The case of Kamel Bourgass is the first time anyone has ever been convicted of a conspiracy involving ricin.
Georgi Markov was killed in the middle of London
But it is not the first time ricin has been used on the streets of Britain. In 1978 a Bulgarian dissident was murdered using the deadly toxin.
Ricin was famously used to murder Bulgarian dissident Georgi Markov in 1978.
Markov, a BBC World Service journalist and a strong critic of the communist regime, was killed in London when he was injected with ricin while he waited at a bus stop.
Nobody has ever been charged with the murder, but it is widely believed that the Bulgarian secret service and the KGB were behind it.
Bulgarian prosecutors said their investigation produced inconclusive results, and the case remains open.
Accounts of the incident differ.
Some say a ricin-laced pellet was either fired or injected from an umbrella tip as Markov waited at the bus stop, on his way to the headquarters of the BBC's World Service.
Other accounts suggest the assailant used a syringe to inject the poison into Mr Markov's leg as he bent down to pick up an umbrella he had been carrying.
He experienced a sudden stinging pain in the back of his right leg, but despite pain continued on his way to work.
By evening Markov had developed a high fever and he died three days later.
Pathologists investigating his death said the poisoning could easily have been missed.
"The clever thing about ricin is that it mimics symptoms and appears in hospital investigations as natural disease," Dr Rufus Crompton told BBC Radio 4's Today programme.
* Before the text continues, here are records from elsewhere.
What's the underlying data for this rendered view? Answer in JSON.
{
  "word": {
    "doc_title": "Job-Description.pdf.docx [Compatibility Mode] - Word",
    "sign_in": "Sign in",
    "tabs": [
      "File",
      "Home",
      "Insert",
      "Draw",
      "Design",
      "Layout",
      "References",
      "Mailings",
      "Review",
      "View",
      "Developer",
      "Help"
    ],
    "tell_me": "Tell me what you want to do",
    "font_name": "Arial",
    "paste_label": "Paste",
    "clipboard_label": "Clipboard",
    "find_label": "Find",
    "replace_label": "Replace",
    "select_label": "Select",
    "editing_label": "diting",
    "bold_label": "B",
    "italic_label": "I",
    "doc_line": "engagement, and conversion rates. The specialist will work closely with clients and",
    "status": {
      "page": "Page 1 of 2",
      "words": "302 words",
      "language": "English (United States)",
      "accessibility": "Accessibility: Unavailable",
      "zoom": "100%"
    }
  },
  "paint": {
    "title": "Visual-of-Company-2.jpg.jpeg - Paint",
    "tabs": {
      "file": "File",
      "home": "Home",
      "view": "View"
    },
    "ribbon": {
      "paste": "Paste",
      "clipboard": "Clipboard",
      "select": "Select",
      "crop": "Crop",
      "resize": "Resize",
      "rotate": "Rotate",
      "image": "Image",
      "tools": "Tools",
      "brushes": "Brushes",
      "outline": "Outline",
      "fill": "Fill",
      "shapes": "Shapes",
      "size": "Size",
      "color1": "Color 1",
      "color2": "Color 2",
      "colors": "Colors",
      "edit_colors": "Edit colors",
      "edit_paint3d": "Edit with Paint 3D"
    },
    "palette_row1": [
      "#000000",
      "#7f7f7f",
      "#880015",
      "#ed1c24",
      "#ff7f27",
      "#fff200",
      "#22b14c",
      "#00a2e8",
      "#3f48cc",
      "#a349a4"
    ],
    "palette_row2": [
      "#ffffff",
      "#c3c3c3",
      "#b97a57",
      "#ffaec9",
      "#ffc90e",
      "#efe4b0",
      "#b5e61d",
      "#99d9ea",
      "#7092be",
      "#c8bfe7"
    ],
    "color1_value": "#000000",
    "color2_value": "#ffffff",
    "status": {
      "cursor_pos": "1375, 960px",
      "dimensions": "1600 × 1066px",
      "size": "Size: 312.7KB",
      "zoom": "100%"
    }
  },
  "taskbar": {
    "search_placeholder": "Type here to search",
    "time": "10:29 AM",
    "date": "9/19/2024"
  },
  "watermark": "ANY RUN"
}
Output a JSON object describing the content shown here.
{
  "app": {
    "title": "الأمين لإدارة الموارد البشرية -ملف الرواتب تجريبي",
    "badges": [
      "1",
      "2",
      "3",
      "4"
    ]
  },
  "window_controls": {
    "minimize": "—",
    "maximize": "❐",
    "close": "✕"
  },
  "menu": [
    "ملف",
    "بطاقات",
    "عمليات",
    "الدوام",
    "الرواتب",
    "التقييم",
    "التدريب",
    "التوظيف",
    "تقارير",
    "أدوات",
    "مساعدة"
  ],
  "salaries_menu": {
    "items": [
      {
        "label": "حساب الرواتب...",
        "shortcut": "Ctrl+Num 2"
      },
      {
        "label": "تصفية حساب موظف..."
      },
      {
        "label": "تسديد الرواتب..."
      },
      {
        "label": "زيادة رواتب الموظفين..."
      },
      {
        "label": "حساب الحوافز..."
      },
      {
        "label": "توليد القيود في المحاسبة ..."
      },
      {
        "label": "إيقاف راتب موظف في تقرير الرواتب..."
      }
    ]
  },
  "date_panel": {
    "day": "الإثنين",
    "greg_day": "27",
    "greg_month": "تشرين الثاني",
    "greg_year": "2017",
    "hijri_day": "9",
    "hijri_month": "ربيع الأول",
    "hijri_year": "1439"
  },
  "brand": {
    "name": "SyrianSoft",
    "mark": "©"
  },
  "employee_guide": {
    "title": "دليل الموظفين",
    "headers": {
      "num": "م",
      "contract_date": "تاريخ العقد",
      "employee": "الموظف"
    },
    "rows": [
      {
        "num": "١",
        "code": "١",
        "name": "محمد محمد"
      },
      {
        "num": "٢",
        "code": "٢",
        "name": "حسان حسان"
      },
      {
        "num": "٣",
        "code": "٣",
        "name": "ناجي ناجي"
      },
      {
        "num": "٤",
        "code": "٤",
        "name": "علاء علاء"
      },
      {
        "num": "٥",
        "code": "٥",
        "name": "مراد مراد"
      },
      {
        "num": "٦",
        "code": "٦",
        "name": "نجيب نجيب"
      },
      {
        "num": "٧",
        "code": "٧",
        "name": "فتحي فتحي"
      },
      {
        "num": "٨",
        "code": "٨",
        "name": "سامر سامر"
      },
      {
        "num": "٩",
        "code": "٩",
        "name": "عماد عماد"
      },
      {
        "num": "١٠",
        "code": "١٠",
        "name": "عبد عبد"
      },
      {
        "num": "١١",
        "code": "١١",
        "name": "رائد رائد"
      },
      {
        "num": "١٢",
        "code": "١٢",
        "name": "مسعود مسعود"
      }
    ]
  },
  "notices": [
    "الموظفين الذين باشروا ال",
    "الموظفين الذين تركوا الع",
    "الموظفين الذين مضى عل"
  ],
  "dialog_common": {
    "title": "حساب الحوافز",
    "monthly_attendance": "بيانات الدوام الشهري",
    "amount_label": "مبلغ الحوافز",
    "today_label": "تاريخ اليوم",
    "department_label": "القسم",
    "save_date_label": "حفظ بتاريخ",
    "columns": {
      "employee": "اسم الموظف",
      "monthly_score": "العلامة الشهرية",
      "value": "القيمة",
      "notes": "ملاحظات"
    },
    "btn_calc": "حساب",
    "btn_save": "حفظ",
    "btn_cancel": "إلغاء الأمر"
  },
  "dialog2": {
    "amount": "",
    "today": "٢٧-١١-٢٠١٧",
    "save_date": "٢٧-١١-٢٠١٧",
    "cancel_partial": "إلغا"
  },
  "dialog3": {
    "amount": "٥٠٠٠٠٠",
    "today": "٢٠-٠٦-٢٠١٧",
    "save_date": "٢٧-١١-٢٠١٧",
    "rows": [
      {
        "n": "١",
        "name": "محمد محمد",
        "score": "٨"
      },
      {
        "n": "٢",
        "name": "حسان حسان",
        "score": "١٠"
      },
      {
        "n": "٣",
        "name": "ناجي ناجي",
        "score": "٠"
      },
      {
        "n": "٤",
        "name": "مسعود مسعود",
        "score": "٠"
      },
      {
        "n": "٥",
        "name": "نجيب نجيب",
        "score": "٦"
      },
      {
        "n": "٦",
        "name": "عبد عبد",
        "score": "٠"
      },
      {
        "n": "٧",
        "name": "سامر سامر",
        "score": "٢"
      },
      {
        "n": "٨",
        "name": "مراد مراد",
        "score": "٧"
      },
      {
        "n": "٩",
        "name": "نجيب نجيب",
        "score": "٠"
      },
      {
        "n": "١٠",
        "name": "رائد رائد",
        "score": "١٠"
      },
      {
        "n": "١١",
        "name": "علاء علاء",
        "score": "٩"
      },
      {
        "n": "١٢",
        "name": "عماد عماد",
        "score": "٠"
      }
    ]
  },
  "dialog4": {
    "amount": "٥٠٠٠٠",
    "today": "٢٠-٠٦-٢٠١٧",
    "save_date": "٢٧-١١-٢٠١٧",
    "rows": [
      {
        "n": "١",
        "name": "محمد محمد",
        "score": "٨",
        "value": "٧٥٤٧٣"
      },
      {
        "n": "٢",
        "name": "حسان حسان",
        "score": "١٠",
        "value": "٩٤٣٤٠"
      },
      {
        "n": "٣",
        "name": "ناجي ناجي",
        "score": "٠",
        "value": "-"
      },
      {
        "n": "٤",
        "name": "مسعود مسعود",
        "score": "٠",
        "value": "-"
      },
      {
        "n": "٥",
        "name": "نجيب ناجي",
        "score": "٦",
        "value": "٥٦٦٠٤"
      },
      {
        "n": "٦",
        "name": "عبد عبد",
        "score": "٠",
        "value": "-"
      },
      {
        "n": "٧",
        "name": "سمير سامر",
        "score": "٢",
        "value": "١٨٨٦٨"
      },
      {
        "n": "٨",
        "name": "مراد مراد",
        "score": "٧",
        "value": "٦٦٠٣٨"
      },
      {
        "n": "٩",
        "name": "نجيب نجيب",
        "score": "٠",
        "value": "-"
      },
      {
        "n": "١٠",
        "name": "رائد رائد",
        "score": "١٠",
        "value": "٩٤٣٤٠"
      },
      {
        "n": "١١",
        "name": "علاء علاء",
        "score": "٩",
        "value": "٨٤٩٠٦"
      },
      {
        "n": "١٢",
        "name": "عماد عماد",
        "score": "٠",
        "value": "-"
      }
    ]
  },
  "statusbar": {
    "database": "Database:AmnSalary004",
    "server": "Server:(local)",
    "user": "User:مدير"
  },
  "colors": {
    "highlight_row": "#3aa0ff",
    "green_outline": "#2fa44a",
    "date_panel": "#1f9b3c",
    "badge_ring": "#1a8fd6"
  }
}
Dr Crompton described how he used a pig to prove Markov had been killed by ricin.
This was the ricin-impregnated bullet used to kill Markov
"It had exactly the same symptoms. It died in the same way; samples of its blood showed the same changes.
"The remarkable thing about this poison is the high white cell count that it produces and there's no other poison that does this."
After weeks of research and experimentation, a coroner ruled that Markov had "been unlawfully killed".
It is believed that the assassination was supported by the technical staff of the
KGB and may have involved some senior members of the Bulgarian secret police.
In 1992, General Vladimir Todorov, the former Bulgarian intelligence chief, was sentenced to 16 months in jail for destroying 10 volumes of material relating to Markov's death.
A second person suspected of destroying documents committed suicide, while a Bulgarian spy who was believed to be involved in the assassination died in a car accident.
Markov was an acclaimed novelist and playwright in Bulgaria prior to his defection to the West in 1969.
He was particularly known for his harsh criticism of the autocratic rule of the then communist leader, Todor Zhivkov, and his broadcasts were seen as providing inspiration to the dissident movement in Bulgaria.